"This is a large and complicated endeavour that I am proud to lead, and every decision is being made by my prior work experience," Marilyn Tavenner testified on August 1 before the House of Representatives Energy and Commerce Committee, describing the launch of the Healthcare.gov website.
Come Tuesday, the former nurse who heads the US Centers for Medicare and Medicaid Services (CMS) will again find herself before a House committee - this time, to explain how Healthcare.gov failed when the administration flipped the on switch.
She will face Republicans eager to prove, thus far unsuccessfully, that the White House orchestrated decisions that may have stalled the system.

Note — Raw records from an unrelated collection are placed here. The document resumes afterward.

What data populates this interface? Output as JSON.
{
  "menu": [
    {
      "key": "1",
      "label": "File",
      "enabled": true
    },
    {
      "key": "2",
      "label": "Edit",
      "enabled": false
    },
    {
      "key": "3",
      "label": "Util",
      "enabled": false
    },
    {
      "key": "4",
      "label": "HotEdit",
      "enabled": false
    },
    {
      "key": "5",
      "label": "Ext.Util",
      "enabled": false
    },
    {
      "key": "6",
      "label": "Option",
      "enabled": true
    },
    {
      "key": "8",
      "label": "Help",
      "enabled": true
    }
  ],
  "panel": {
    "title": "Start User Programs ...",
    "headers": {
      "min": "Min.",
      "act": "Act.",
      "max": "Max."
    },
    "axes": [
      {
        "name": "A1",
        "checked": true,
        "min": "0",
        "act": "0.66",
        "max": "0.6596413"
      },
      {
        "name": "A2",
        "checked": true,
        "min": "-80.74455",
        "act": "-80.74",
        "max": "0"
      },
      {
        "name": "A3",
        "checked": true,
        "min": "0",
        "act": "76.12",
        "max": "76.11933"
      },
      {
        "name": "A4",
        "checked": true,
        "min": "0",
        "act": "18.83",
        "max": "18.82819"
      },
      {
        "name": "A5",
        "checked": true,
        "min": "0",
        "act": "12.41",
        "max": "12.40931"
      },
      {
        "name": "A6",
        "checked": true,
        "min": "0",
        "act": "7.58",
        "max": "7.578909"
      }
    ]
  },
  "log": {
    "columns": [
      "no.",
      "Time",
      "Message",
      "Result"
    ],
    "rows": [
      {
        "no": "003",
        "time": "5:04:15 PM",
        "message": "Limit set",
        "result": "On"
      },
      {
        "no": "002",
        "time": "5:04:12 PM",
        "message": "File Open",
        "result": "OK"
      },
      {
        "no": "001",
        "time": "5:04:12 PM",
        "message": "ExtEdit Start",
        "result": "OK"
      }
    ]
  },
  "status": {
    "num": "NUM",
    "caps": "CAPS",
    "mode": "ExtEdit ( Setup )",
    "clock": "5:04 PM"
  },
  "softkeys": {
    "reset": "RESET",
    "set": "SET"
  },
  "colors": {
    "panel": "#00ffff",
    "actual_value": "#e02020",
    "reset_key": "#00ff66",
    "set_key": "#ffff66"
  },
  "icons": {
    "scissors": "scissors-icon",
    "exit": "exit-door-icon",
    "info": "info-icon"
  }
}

Lawmakers on both sides of the partisan aisle are growing increasingly impatient with website snafus that they say are frustrating the public and adding to taxpayer costs. The White House has scrambled to fix technical issues and disputes Republican allegations that political motives were behind changes in the website's function.
Tavenner's scheduled testimony before the House Ways and Means Committee is expected to offer insight into the decision-making. A key player, she was cleared to visit the White House 425 times between December 2009 and June 2013, including for several meetings with Obama himself, visitor logs show.
One Oval Office meeting with Obama in March would have occurred as some technology officials in her agency publicly fretted about the possibility that the complicated website would malfunction, telling an insurance forum they were working to avert problems.
Tavenner, 62, who was confirmed for her job by the Senate in May, was optimistic about the rollout when questioned by sceptical Republican senators at an April hearing.
Tavenner is expected to be a critical witness this week because "she's more responsible for decisions made at CMS that probably led to this disaster," said Joe Antos, a healthcare analyst with the conservative American Enterprise Institute think tank.
A committee aide, who spoke on condition of anonymity, said: "We expect her to be forthcoming. We think she'll be a very serious witness, and she's certainly integral."
Tavenner appears one day before her boss, US Health and Human Services Secretary Kathleen Sebelius, is due to testify before another panel in the Republican-controlled chamber.
Committee aides hope that Tavenner can describe system problems at the more complicated back end of the federal marketplace, where consumers determine their eligibility for premium subsidies and enroll in coverage. Aides and experts fear new crippling problems could emerge as enrollment picks up in November and early December.